If they refuse to answer and continue to turn the tables on you, and you are reasonably certain that you are correct, be firm and insist that they come clean. “Did you have sex with __________? Are you seeing someone else? Obviously there is something going on and we need to talk about it.”
If your spouse does admit to it, but minimizes it by saying it was a one night stand, or it was a mistake, or blames you to justify it, understand that it may take a while for the truth to come completely out in the open.
At this point, it’s vital to get some counseling. A strong therapist will be able to minimize the lying, defensiveness, projection and blaming. He or she will recognize that there must be some repentance on the part of the offending spouse and forgiveness on the part of the offended party. The therapist will help you figure out where the problem started while withholding blame, encouraging each person to take responsibility for repairing the relationship and working toward making it stronger.

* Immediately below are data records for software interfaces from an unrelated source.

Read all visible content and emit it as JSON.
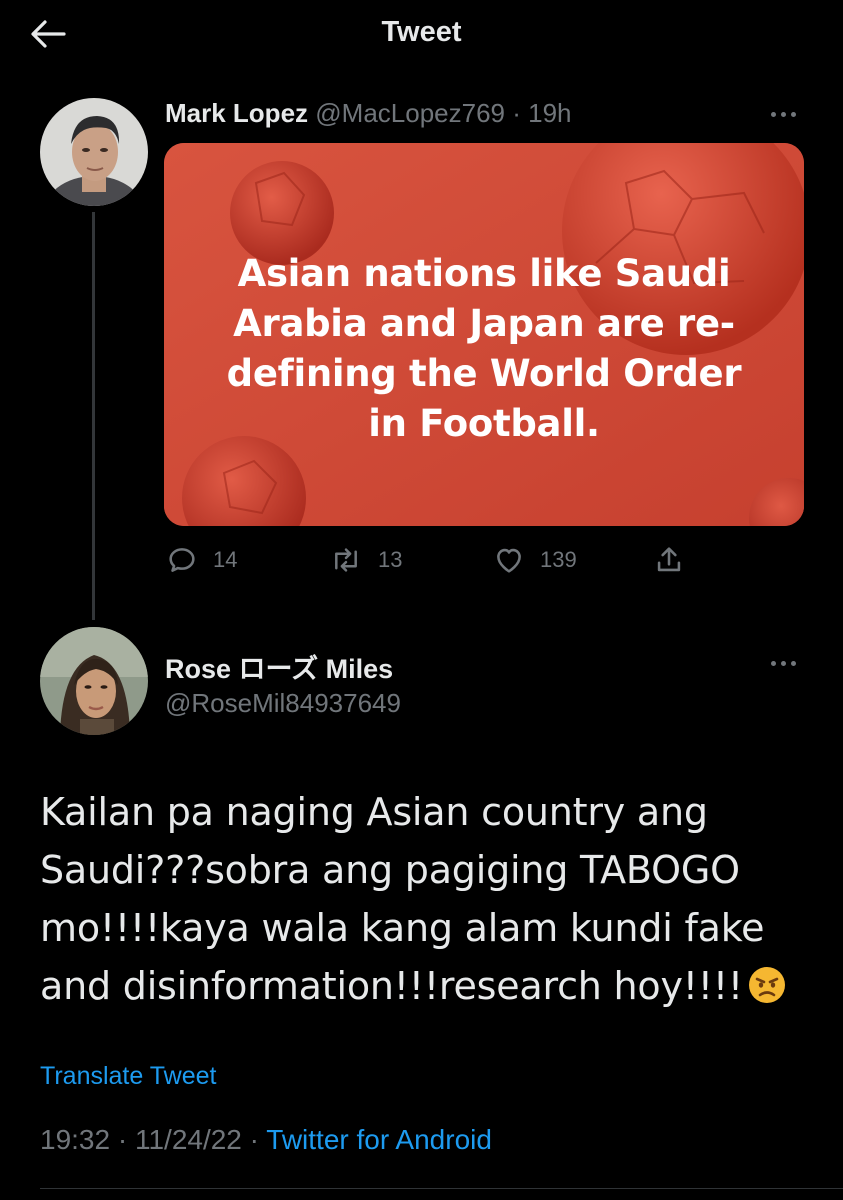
{
  "header": {
    "title": "Tweet"
  },
  "original_tweet": {
    "display_name": "Mark Lopez",
    "handle": "@MacLopez769",
    "separator": " · ",
    "time": "19h",
    "media_text": "Asian nations like Saudi Arabia and Japan are re-defining the World Order in Football.",
    "media_text_lines": [
      "Asian nations like Saudi",
      "Arabia and Japan are re-",
      "defining the World Order",
      "in Football."
    ],
    "stats": {
      "replies": "14",
      "retweets": "13",
      "likes": "139"
    }
  },
  "reply_tweet": {
    "display_name": "Rose ローズ Miles",
    "handle": "@RoseMil84937649",
    "text": "Kailan pa naging Asian country ang Saudi???sobra ang pagiging TABOGO mo!!!!kaya wala kang alam kundi fake and disinformation!!!research hoy!!!!",
    "emoji": "angry-face",
    "translate_label": "Translate Tweet",
    "time": "19:32",
    "date": "11/24/22",
    "separator": " · ",
    "source": "Twitter for Android"
  },
  "colors": {
    "background": "#000000",
    "text": "#e7e9ea",
    "secondary": "#71767b",
    "link": "#1d9bf0",
    "media_red": "#cf4a3a"
  },
  "icons": [
    "back-arrow-icon",
    "more-icon",
    "reply-icon",
    "retweet-icon",
    "like-icon",
    "share-icon"
  ]
}
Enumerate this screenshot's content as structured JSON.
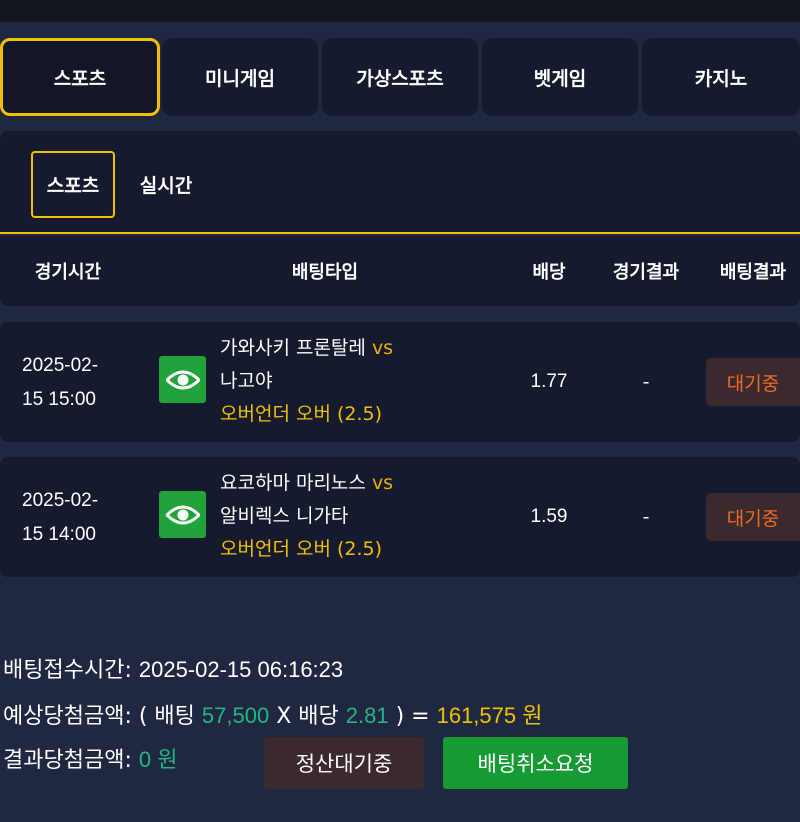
{
  "tabs": [
    "스포츠",
    "미니게임",
    "가상스포츠",
    "벳게임",
    "카지노"
  ],
  "subtabs": [
    "스포츠",
    "실시간"
  ],
  "table": {
    "headers": [
      "경기시간",
      "배팅타입",
      "배당",
      "경기결과",
      "배팅결과"
    ],
    "rows": [
      {
        "date": "2025-02-",
        "time": "15 15:00",
        "team1": "가와사키 프론탈레",
        "vs": "vs",
        "team2": "나고야",
        "bet_type": "오버언더 오버 (2.5)",
        "odds": "1.77",
        "game_result": "-",
        "bet_result": "대기중"
      },
      {
        "date": "2025-02-",
        "time": "15 14:00",
        "team1": "요코하마 마리노스",
        "vs": "vs",
        "team2": "알비렉스 니가타",
        "bet_type": "오버언더 오버 (2.5)",
        "odds": "1.59",
        "game_result": "-",
        "bet_result": "대기중"
      }
    ]
  },
  "summary": {
    "accept_label": "배팅접수시간:",
    "accept_time": "2025-02-15 06:16:23",
    "expected_label": "예상당첨금액: ( 배팅",
    "bet_amount": "57,500",
    "x_label": "X 배당",
    "odds_total": "2.81",
    "eq_label": ") =",
    "expected_amount": "161,575 원",
    "result_label": "결과당첨금액:",
    "result_amount": "0 원"
  },
  "buttons": {
    "settle_wait": "정산대기중",
    "cancel_request": "배팅취소요청"
  },
  "colors": {
    "background": "#202740",
    "panel": "#151a2e",
    "accent": "#f2c200",
    "green": "#23b585",
    "status_text": "#f06a23"
  }
}
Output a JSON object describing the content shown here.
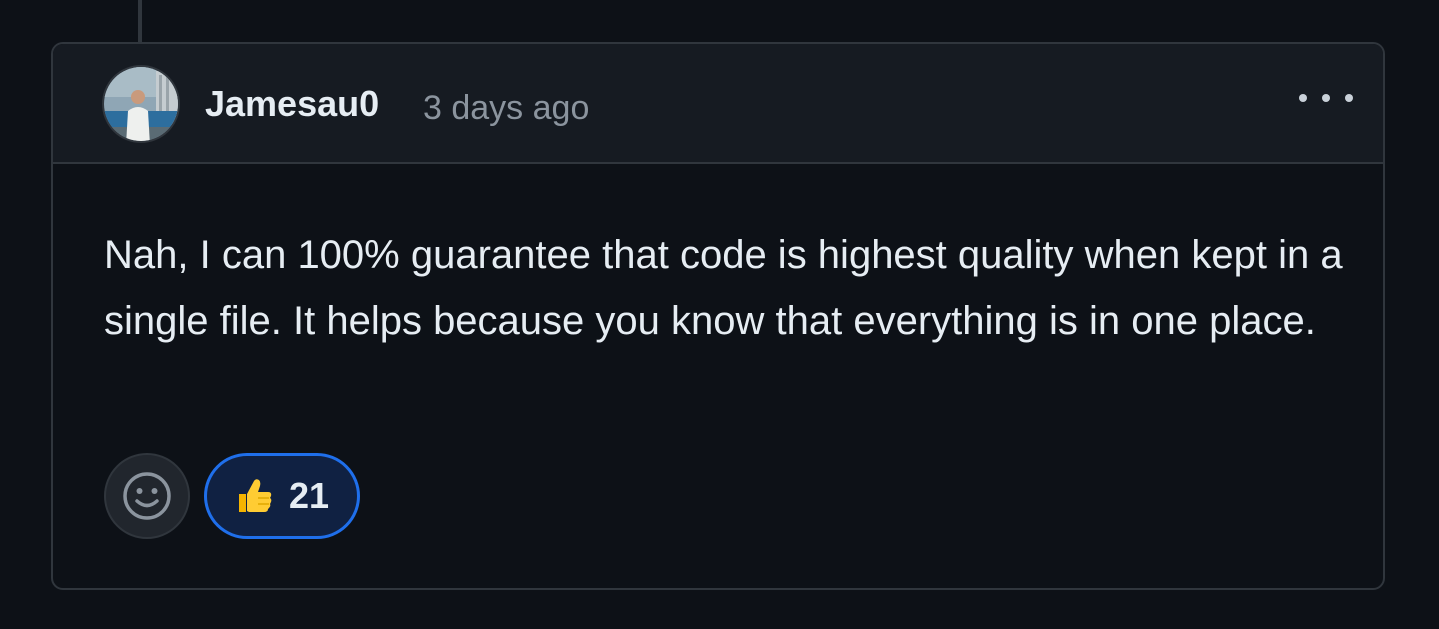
{
  "comment": {
    "author": "Jamesau0",
    "timestamp": "3 days ago",
    "body": "Nah, I can 100% guarantee that code is highest quality when kept in a single file. It helps because you know that everything is in one place.",
    "more_actions_icon": "kebab-horizontal-icon",
    "avatar_icon": "user-avatar"
  },
  "reactions": {
    "add_reaction_icon": "smiley-icon",
    "items": [
      {
        "emoji": "thumbs-up-icon",
        "count": "21"
      }
    ]
  },
  "colors": {
    "background": "#0d1117",
    "header_background": "#161b22",
    "border": "#30363d",
    "text_primary": "#e6edf3",
    "text_muted": "#8b949e",
    "accent": "#1f6feb",
    "reaction_active_bg": "#102142"
  }
}
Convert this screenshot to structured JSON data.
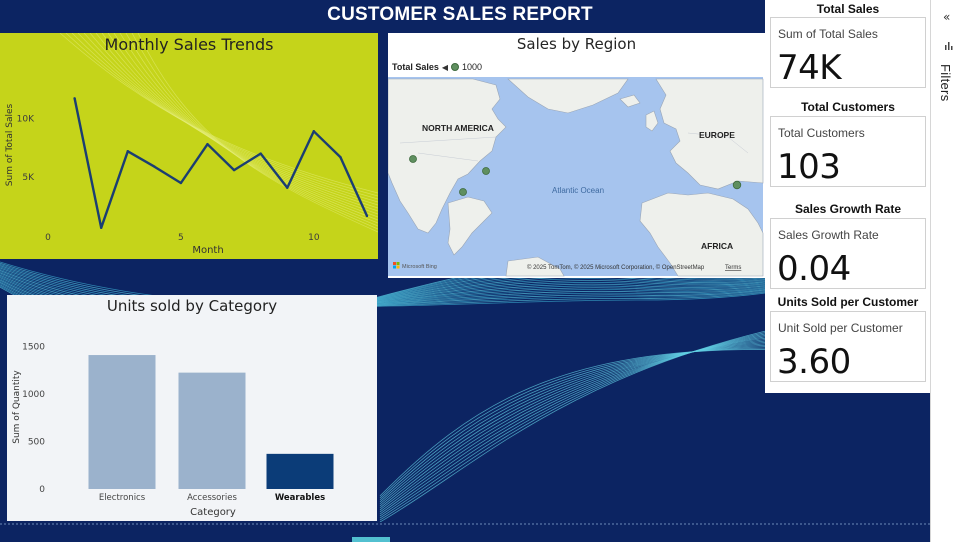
{
  "report": {
    "title": "CUSTOMER SALES REPORT"
  },
  "theme": {
    "background": "#0c2462",
    "line_chart_background": "#c5d41a",
    "line_color": "#1b3e72",
    "bar_color_light": "#9bb2cc",
    "bar_color_dark": "#0b3c78",
    "map_bubble_color": "#5f8f5f"
  },
  "monthly_chart": {
    "title": "Monthly Sales Trends",
    "xlabel": "Month",
    "ylabel": "Sum of Total Sales"
  },
  "region_map": {
    "title": "Sales by Region",
    "legend_title": "Total Sales",
    "legend_value": "1000",
    "labels": {
      "north_america": "NORTH AMERICA",
      "europe": "EUROPE",
      "africa": "AFRICA",
      "ocean": "Atlantic Ocean"
    },
    "attribution": "© 2025 TomTom, © 2025 Microsoft Corporation, © OpenStreetMap",
    "terms": "Terms",
    "logo_text": "Microsoft Bing"
  },
  "category_chart": {
    "title": "Units sold by Category"
  },
  "cards": [
    {
      "header": "Total Sales",
      "label": "Sum of Total Sales",
      "value": "74K"
    },
    {
      "header": "Total Customers",
      "label": "Total Customers",
      "value": "103"
    },
    {
      "header": "Sales Growth Rate",
      "label": "Sales Growth Rate",
      "value": "0.04"
    },
    {
      "header": "Units Sold per Customer",
      "label": "Unit Sold per Customer",
      "value": "3.60"
    }
  ],
  "filters": {
    "label": "Filters",
    "collapse_icon": "double-chevron-left-icon",
    "filter_icon": "filter-bars-icon"
  },
  "chart_data": [
    {
      "type": "line",
      "title": "Monthly Sales Trends",
      "xlabel": "Month",
      "ylabel": "Sum of Total Sales",
      "x": [
        1,
        2,
        3,
        4,
        5,
        6,
        7,
        8,
        9,
        10,
        11,
        12
      ],
      "series": [
        {
          "values": [
            11700,
            700,
            7200,
            5900,
            4500,
            7800,
            5600,
            7000,
            4100,
            8900,
            6700,
            1700
          ]
        }
      ],
      "xlim": [
        0,
        12
      ],
      "ylim": [
        0,
        13000
      ],
      "xticks": [
        0,
        5,
        10
      ],
      "xtick_labels": [
        "0",
        "5",
        "10"
      ],
      "yticks": [
        5000,
        10000
      ],
      "ytick_labels": [
        "5K",
        "10K"
      ],
      "grid": false
    },
    {
      "type": "bar",
      "title": "Units sold by Category",
      "xlabel": "Category",
      "ylabel": "Sum of Quantity",
      "categories": [
        "Electronics",
        "Accessories",
        "Wearables"
      ],
      "values": [
        1410,
        1225,
        370
      ],
      "highlighted": "Wearables",
      "ylim": [
        0,
        1600
      ],
      "yticks": [
        0,
        500,
        1000,
        1500
      ],
      "ytick_labels": [
        "0",
        "500",
        "1000",
        "1500"
      ],
      "grid": false
    }
  ]
}
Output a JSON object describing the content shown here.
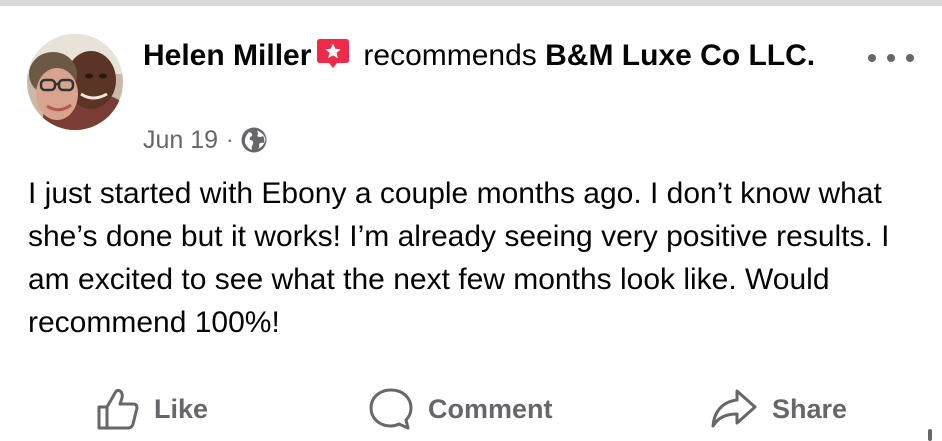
{
  "post": {
    "author": "Helen Miller",
    "action_text": "recommends",
    "page_name": "B&M Luxe Co LLC.",
    "date": "Jun 19",
    "separator": "·",
    "audience_icon": "globe-icon",
    "badge_icon": "recommendation-star-icon",
    "more_icon": "more-options-icon",
    "text": "I just started with Ebony a couple months ago. I don’t know what she’s done but it works! I’m already seeing very positive results. I am excited to see what the next few months look like. Would recommend 100%!"
  },
  "actions": {
    "like_label": "Like",
    "comment_label": "Comment",
    "share_label": "Share"
  },
  "colors": {
    "text_primary": "#050505",
    "text_secondary": "#65676b",
    "badge_red": "#f0284a",
    "top_border": "#d9dadc"
  }
}
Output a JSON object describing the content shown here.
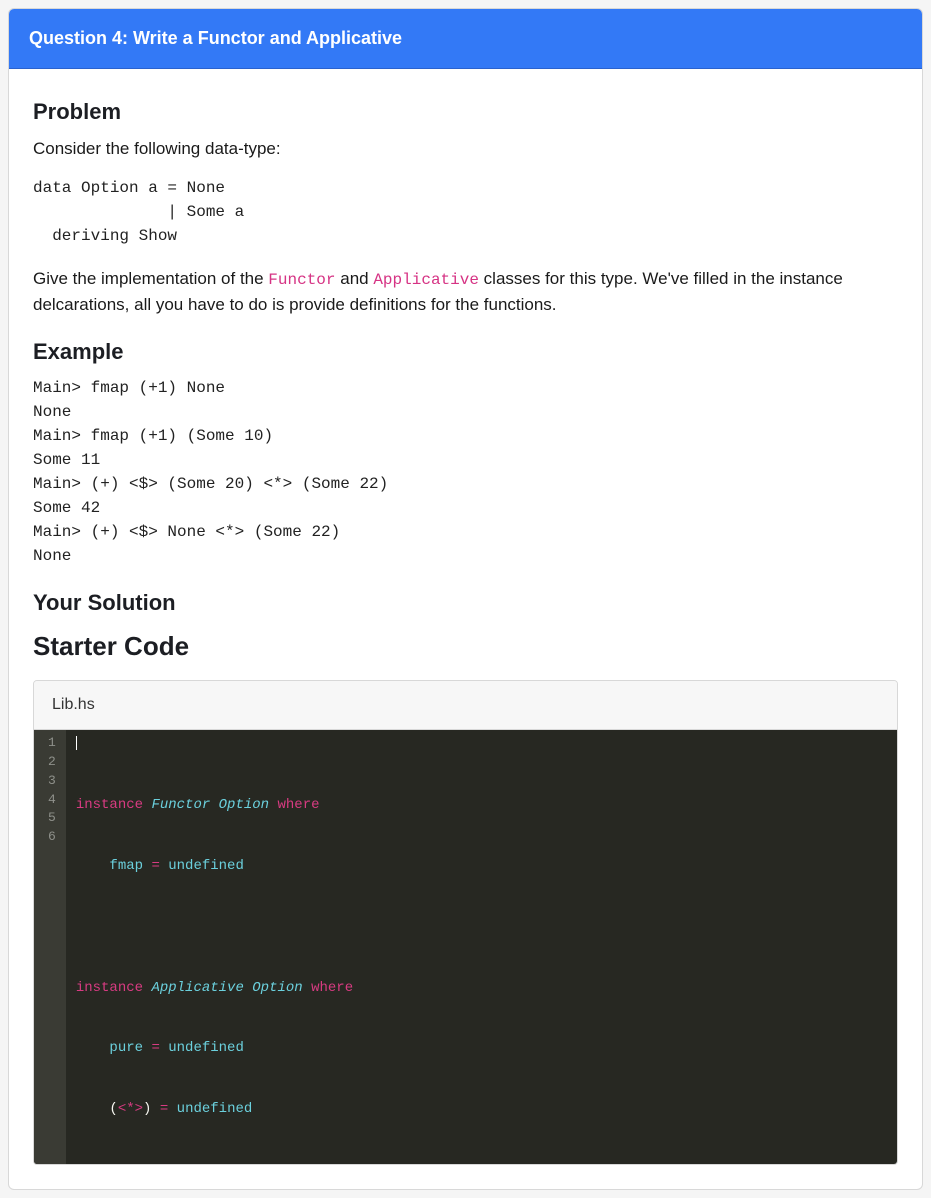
{
  "header": {
    "title": "Question 4: Write a Functor and Applicative"
  },
  "problem": {
    "heading": "Problem",
    "intro": "Consider the following data-type:",
    "datatype": "data Option a = None\n              | Some a\n  deriving Show",
    "task_pre": "Give the implementation of the ",
    "code1": "Functor",
    "task_mid": " and ",
    "code2": "Applicative",
    "task_post": " classes for this type. We've filled in the instance delcarations, all you have to do is provide definitions for the functions."
  },
  "example": {
    "heading": "Example",
    "text": "Main> fmap (+1) None\nNone\nMain> fmap (+1) (Some 10)\nSome 11\nMain> (+) <$> (Some 20) <*> (Some 22)\nSome 42\nMain> (+) <$> None <*> (Some 22)\nNone"
  },
  "solution": {
    "heading": "Your Solution"
  },
  "starter": {
    "heading": "Starter Code",
    "filename": "Lib.hs",
    "line_numbers": [
      "1",
      "2",
      "3",
      "4",
      "5",
      "6"
    ],
    "code": {
      "l1": {
        "kw1": "instance",
        "t1": "Functor",
        "t2": "Option",
        "kw2": "where"
      },
      "l2": {
        "id": "fmap",
        "eq": "=",
        "val": "undefined"
      },
      "l4": {
        "kw1": "instance",
        "t1": "Applicative",
        "t2": "Option",
        "kw2": "where"
      },
      "l5": {
        "id": "pure",
        "eq": "=",
        "val": "undefined"
      },
      "l6": {
        "lp": "(",
        "sym": "<*>",
        "rp": ")",
        "eq": "=",
        "val": "undefined"
      }
    }
  }
}
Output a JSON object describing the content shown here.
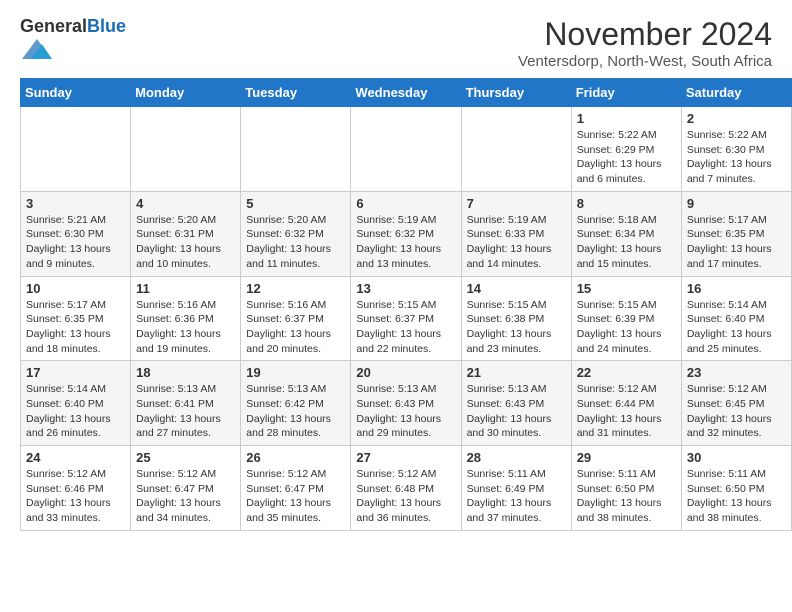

Understand that right or wrong, the person most likely felt a deficit of some sort in the relationship and needs to be able to communicate that. Clearly there was a lack of communication or understanding of critical aspects of the relationship. Keep an open, non-judgmental approach to fixing the marriage.
Yes, you have been betrayed. Yes, your spouse made a choice to step outside of your marriage. You need validation, understanding and time to move beyond the anger. You need room to ask questions and understand. Your spouse needs to admit his/her responsibility in this and be humble enough to bear that responsibility and be patient with your concerns and the rebuilding of trust. Chances are, the offending spouse will want it to be fixed quickly and move on because they feel terrible and want to get beyond the feelings of guilt.
Healing a relationship takes time. Rebuilding trust takes time. You need time to heal.
Your spouse will need your grace, by allowing them time to change and be trusted again. There is no prescribed time frame. It can take months or years to accomplish this. Even though it’s a long difficult journey, it is possible to make your marriage stronger than ever.
[In part 2 of this article, you can find techniques and strategies for healing.]